Those theories that I mentioned before – hardcore fans of PLL take down every note, every detail, scour over every minute clue that is shown in each episode and compile them in one huge Internet Bible as if the world of Rosewood is real. There have been five and a half seasons of twists and turns, and turns and twists on top of those, and red herrings and actual clues mixed in that it makes my head actually hurt.

prop clue board or the inside of a PLL fan’s brain?

Pretty Little Liars is in no way considered on the same level as mysteries like Twin Peaks or even classified in Netflix’s Thought-Provoking, Cerebral Dramas. However, the conceit of the actual program, like How I Met Your Mother, is interesting and intriguing, but the execution of the conclusion was nothing less than self-gratification, a bit condescending and overall, disappointing.

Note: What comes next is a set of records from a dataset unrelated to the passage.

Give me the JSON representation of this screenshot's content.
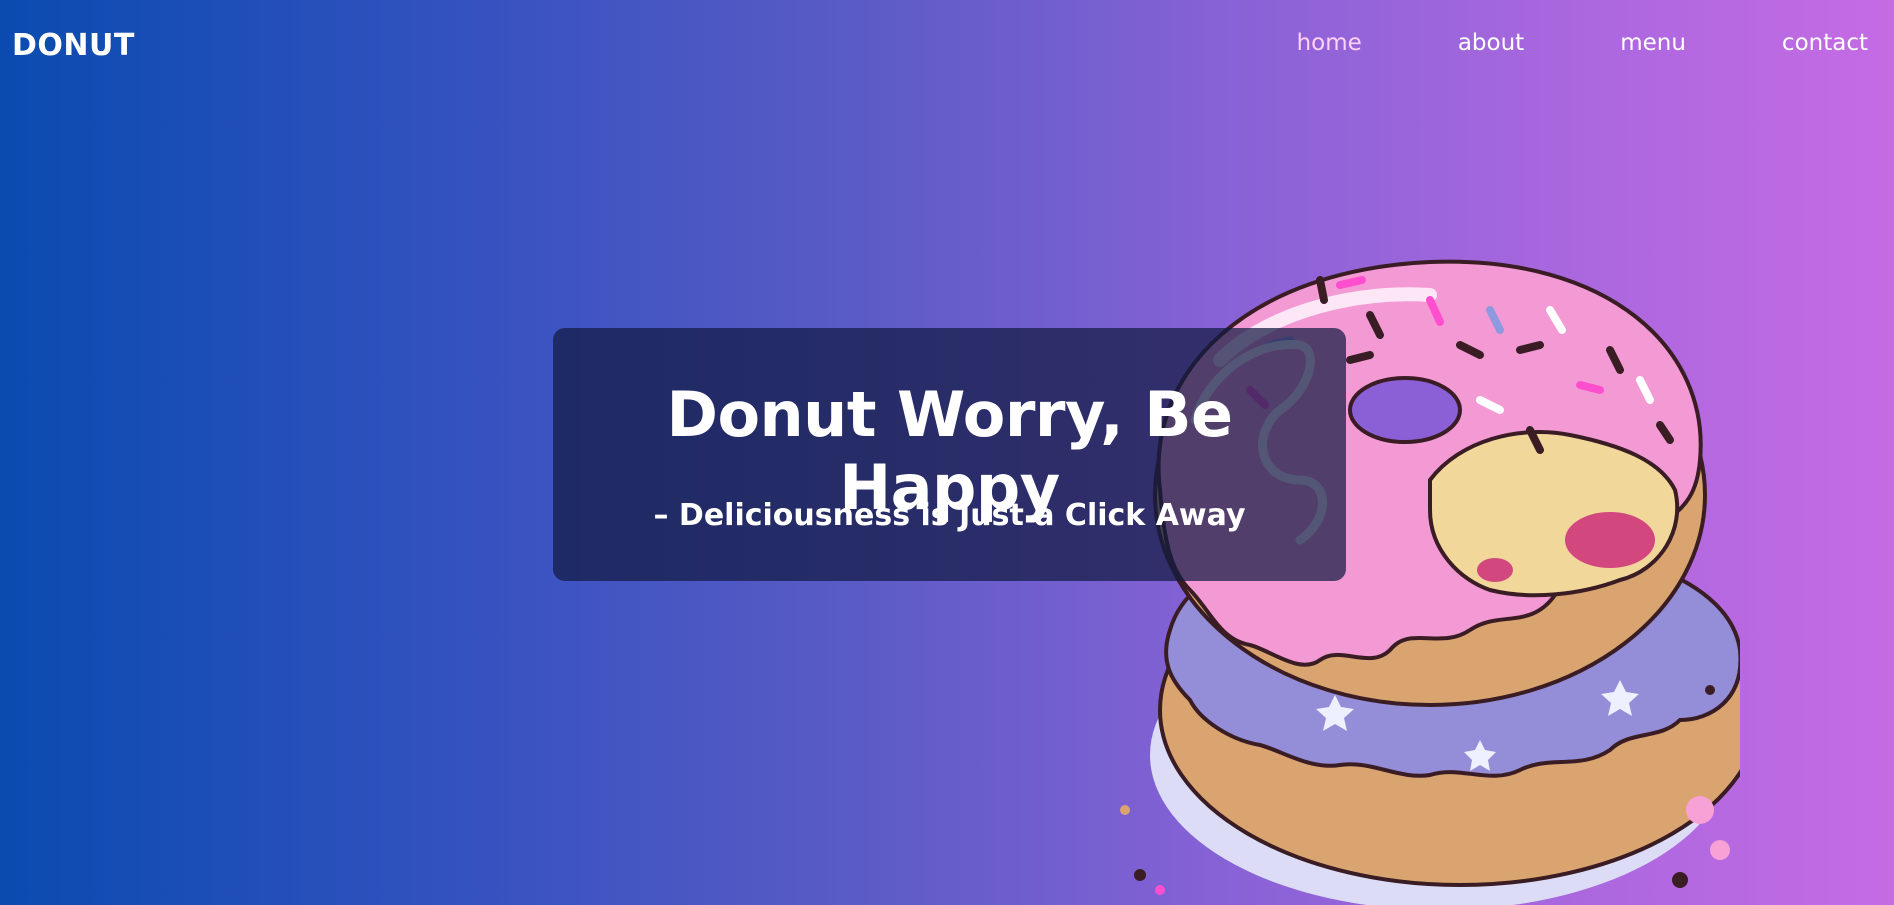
{
  "navbar": {
    "logo": "DONUT",
    "links": [
      {
        "label": "home",
        "active": true
      },
      {
        "label": "about",
        "active": false
      },
      {
        "label": "menu",
        "active": false
      },
      {
        "label": "contact",
        "active": false
      }
    ]
  },
  "hero": {
    "title": "Donut Worry, Be Happy",
    "subtitle": "– Deliciousness is Just a Click Away"
  },
  "colors": {
    "gradient_start": "#0a4bb0",
    "gradient_end": "#c56be4",
    "active_link": "#ffd1f5",
    "box_bg": "#121a42"
  },
  "illustration": {
    "icon": "donut-stack-illustration"
  }
}
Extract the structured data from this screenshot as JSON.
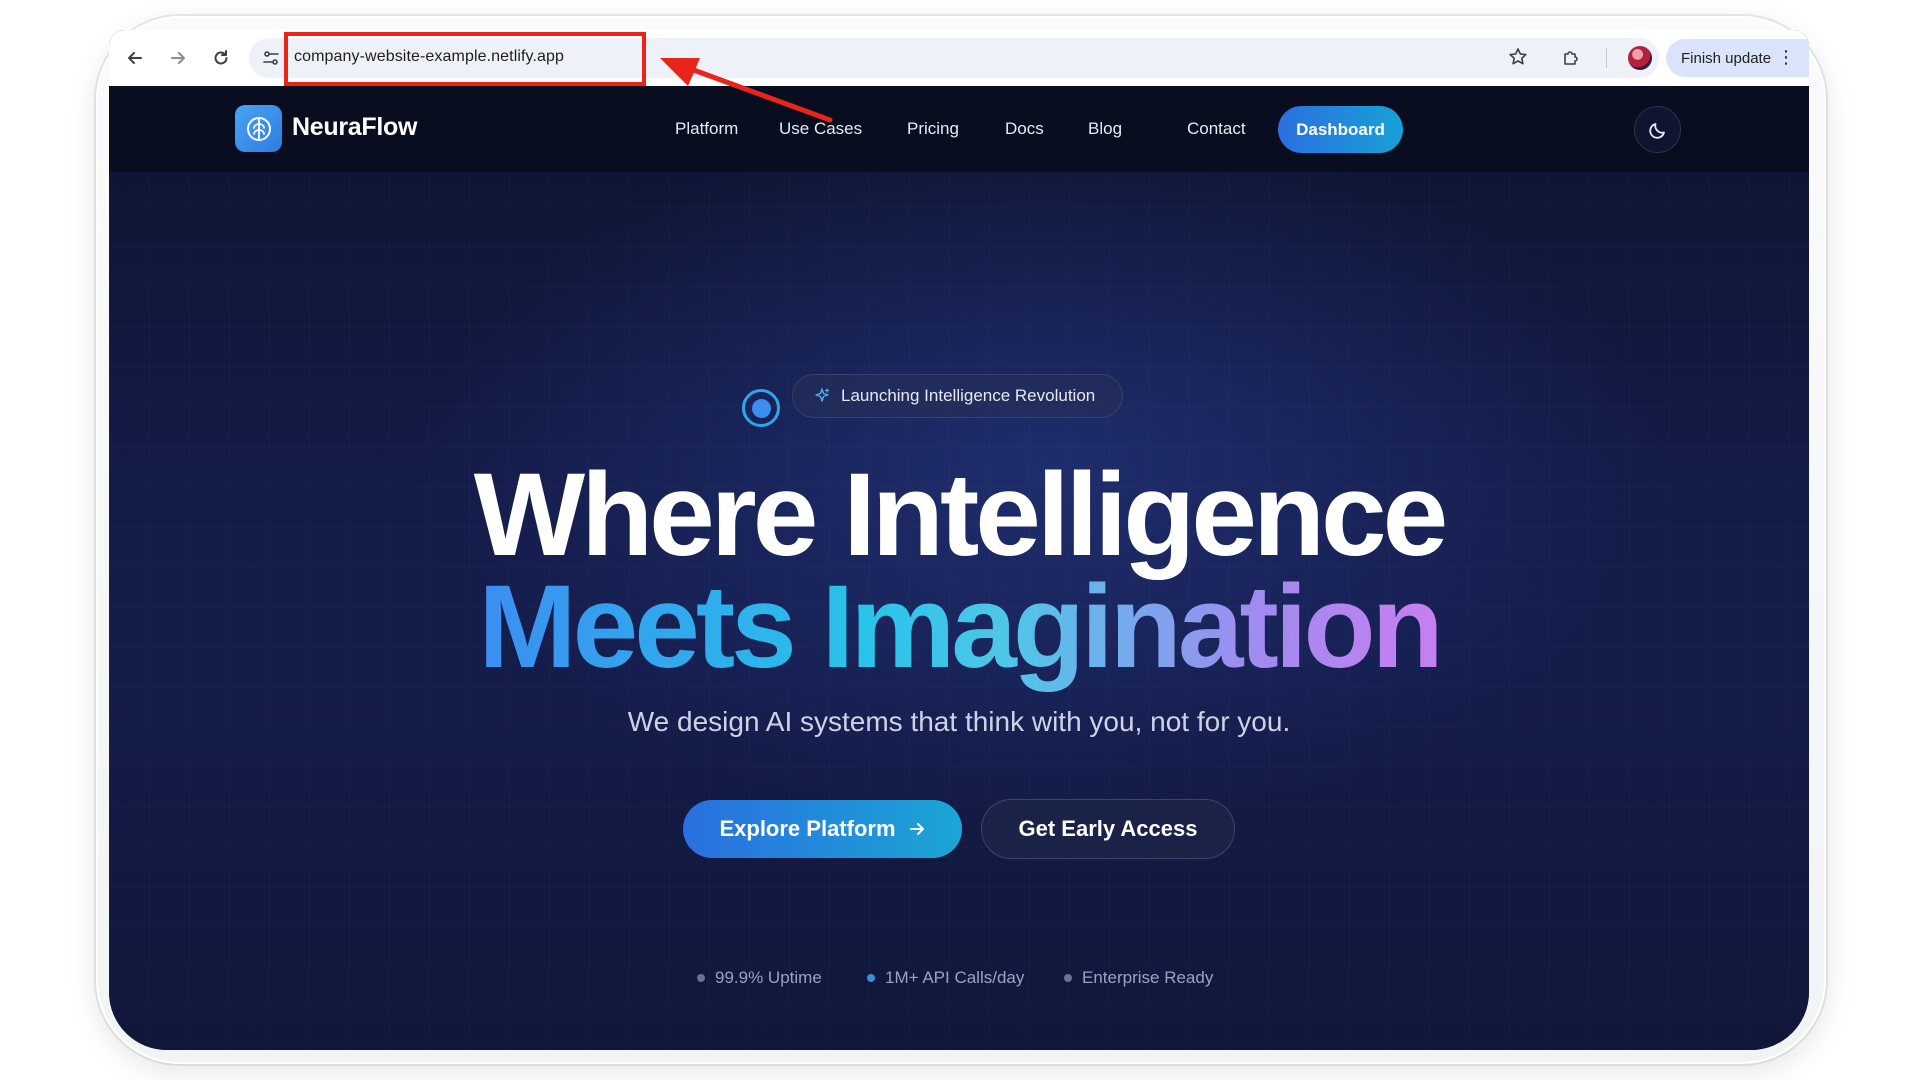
{
  "browser": {
    "url": "company-website-example.netlify.app",
    "finish_update_label": "Finish update",
    "icons": {
      "back": "back-arrow-icon",
      "forward": "forward-arrow-icon",
      "reload": "reload-icon",
      "site_info": "site-settings-icon",
      "bookmark": "star-icon",
      "extensions": "puzzle-icon",
      "menu": "more-vertical-icon"
    }
  },
  "nav": {
    "brand": "NeuraFlow",
    "items": [
      {
        "label": "Platform"
      },
      {
        "label": "Use Cases"
      },
      {
        "label": "Pricing"
      },
      {
        "label": "Docs"
      },
      {
        "label": "Blog"
      },
      {
        "label": "Contact"
      }
    ],
    "dashboard_label": "Dashboard"
  },
  "hero": {
    "badge": "Launching Intelligence Revolution",
    "headline_line1": "Where Intelligence",
    "headline_line2": "Meets Imagination",
    "subtitle": "We design AI systems that think with you, not for you.",
    "primary_cta": "Explore Platform",
    "secondary_cta": "Get Early Access"
  },
  "stats": [
    {
      "label": "99.9% Uptime",
      "dot_color": "#6b7390"
    },
    {
      "label": "1M+ API Calls/day",
      "dot_color": "#3a8fd6"
    },
    {
      "label": "Enterprise Ready",
      "dot_color": "#6b7390"
    }
  ],
  "colors": {
    "annotation": "#e8241b",
    "accent_blue": "#2a6fe0",
    "accent_cyan": "#1ba6d4",
    "gradient_purple": "#c77ef0"
  }
}
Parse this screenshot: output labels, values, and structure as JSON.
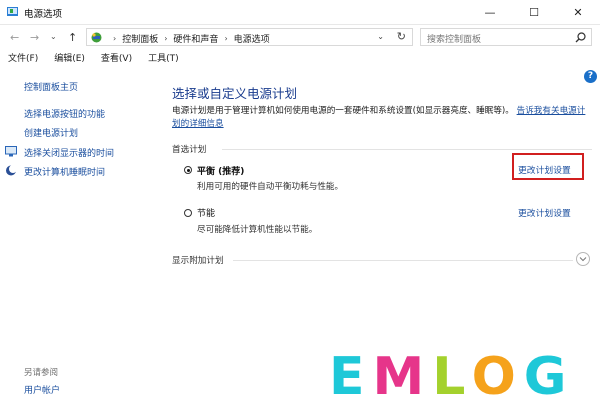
{
  "window": {
    "title": "电源选项",
    "minimize_glyph": "—",
    "maximize_glyph": "☐",
    "close_glyph": "✕"
  },
  "nav": {
    "back_glyph": "←",
    "forward_glyph": "→",
    "recent_glyph": "⌄",
    "up_glyph": "↑"
  },
  "address": {
    "crumbs": [
      "控制面板",
      "硬件和声音",
      "电源选项"
    ],
    "separator": "›",
    "dropdown_glyph": "⌄",
    "refresh_glyph": "↻"
  },
  "search": {
    "placeholder": "搜索控制面板"
  },
  "menu": [
    "文件(F)",
    "编辑(E)",
    "查看(V)",
    "工具(T)"
  ],
  "help": "?",
  "sidebar": {
    "home": "控制面板主页",
    "items": [
      "选择电源按钮的功能",
      "创建电源计划",
      "选择关闭显示器的时间",
      "更改计算机睡眠时间"
    ],
    "see_also_title": "另请参阅",
    "see_also_items": [
      "用户帐户"
    ]
  },
  "main": {
    "title": "选择或自定义电源计划",
    "description": "电源计划是用于管理计算机如何使用电源的一套硬件和系统设置(如显示器亮度、睡眠等)。",
    "description_link": "告诉我有关电源计划的详细信息",
    "preferred_heading": "首选计划",
    "plans": [
      {
        "name": "平衡 (推荐)",
        "desc": "利用可用的硬件自动平衡功耗与性能。",
        "link": "更改计划设置",
        "selected": true
      },
      {
        "name": "节能",
        "desc": "尽可能降低计算机性能以节能。",
        "link": "更改计划设置",
        "selected": false
      }
    ],
    "extra_plans": "显示附加计划"
  },
  "watermark": {
    "letters": [
      "E",
      "M",
      "L",
      "O",
      "G"
    ],
    "colors": [
      "#1ec8d8",
      "#e6358a",
      "#a4d12d",
      "#f5a21b",
      "#1ec8d8"
    ]
  },
  "colors": {
    "link": "#1a4e9e",
    "title": "#1a3c8e",
    "highlight_box": "#d11f1f"
  }
}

The point is, there is so much build up to the end game, not just in PLL, but in other shows like Lost or Gossip Girl, where the entire series is built upon and beloved because you’re hoping for resolution at the end. You put your trust in the writers that they’re leading you on through this (often times) exhaustive journey to be rewarded with a satisfying end. The problem, I think, is that sometimes writers get so wrapped up in their own vision of how their project is going to wrap, that they put fan service to the wayside. In recent years, I can think of shows like Parks and Recreation and Friday Night Lights that ended on notes that were accepted and praised by the fans. Although there are fewer and less ‘dramatic’ stakes for Leslie Knope taking a Washington D.C. job than, say, Emily almost getting chopped up by a buzzsaw thanks to -A, those shows reached endings that were the best outcome for the characters and not a blatant put-upon vision from the creators of the shows. So TV writers who are probably not reading this, I hope that you take into consideration that sometimes dragging out a story just to prove a point isn’t the way to go. And hey, PLL writers, there’s still time – we still have another season and a half for you to win our trust back. Make it count.